Exercise description: What you return must match the records below character for character, except that no picture appears.

Items from an interface collection
== Segment start ==
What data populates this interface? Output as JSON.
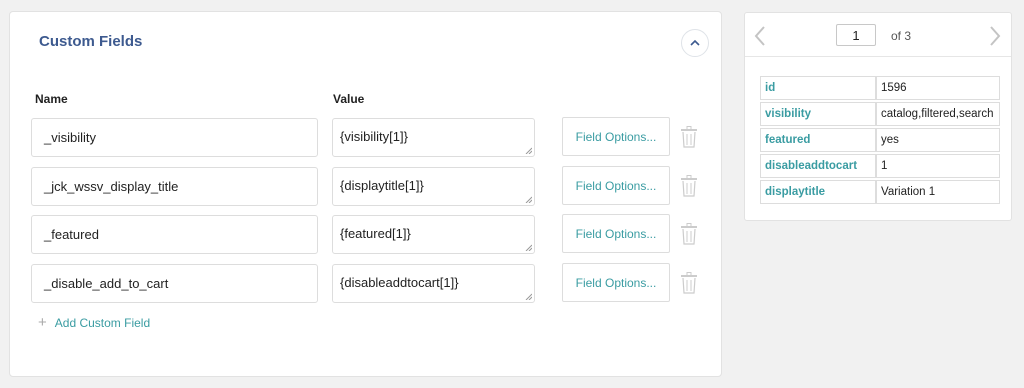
{
  "panel": {
    "title": "Custom Fields",
    "columns": {
      "name": "Name",
      "value": "Value"
    },
    "rows": [
      {
        "name": "_visibility",
        "value": "{visibility[1]}",
        "options_label": "Field Options..."
      },
      {
        "name": "_jck_wssv_display_title",
        "value": "{displaytitle[1]}",
        "options_label": "Field Options..."
      },
      {
        "name": "_featured",
        "value": "{featured[1]}",
        "options_label": "Field Options..."
      },
      {
        "name": "_disable_add_to_cart",
        "value": "{disableaddtocart[1]}",
        "options_label": "Field Options..."
      }
    ],
    "add_label": "Add Custom Field"
  },
  "preview": {
    "page": "1",
    "of_label": "of 3",
    "record": [
      {
        "key": "id",
        "value": "1596"
      },
      {
        "key": "visibility",
        "value": "catalog,filtered,search"
      },
      {
        "key": "featured",
        "value": "yes"
      },
      {
        "key": "disableaddtocart",
        "value": "1"
      },
      {
        "key": "displaytitle",
        "value": "Variation 1"
      }
    ]
  },
  "colors": {
    "accent": "#3a9ca2",
    "title": "#3d5a8f"
  },
  "icons": [
    "chevron-up-icon",
    "trash-icon",
    "plus-icon",
    "chevron-left-icon",
    "chevron-right-icon"
  ]
}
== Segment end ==
Answer to the problem:
What data populates this interface? Output as JSON.
{
  "panel": {
    "title": "Custom Fields",
    "columns": {
      "name": "Name",
      "value": "Value"
    },
    "rows": [
      {
        "name": "_visibility",
        "value": "{visibility[1]}",
        "options_label": "Field Options..."
      },
      {
        "name": "_jck_wssv_display_title",
        "value": "{displaytitle[1]}",
        "options_label": "Field Options..."
      },
      {
        "name": "_featured",
        "value": "{featured[1]}",
        "options_label": "Field Options..."
      },
      {
        "name": "_disable_add_to_cart",
        "value": "{disableaddtocart[1]}",
        "options_label": "Field Options..."
      }
    ],
    "add_label": "Add Custom Field"
  },
  "preview": {
    "page": "1",
    "of_label": "of 3",
    "record": [
      {
        "key": "id",
        "value": "1596"
      },
      {
        "key": "visibility",
        "value": "catalog,filtered,search"
      },
      {
        "key": "featured",
        "value": "yes"
      },
      {
        "key": "disableaddtocart",
        "value": "1"
      },
      {
        "key": "displaytitle",
        "value": "Variation 1"
      }
    ]
  },
  "colors": {
    "accent": "#3a9ca2",
    "title": "#3d5a8f"
  },
  "icons": [
    "chevron-up-icon",
    "trash-icon",
    "plus-icon",
    "chevron-left-icon",
    "chevron-right-icon"
  ]
}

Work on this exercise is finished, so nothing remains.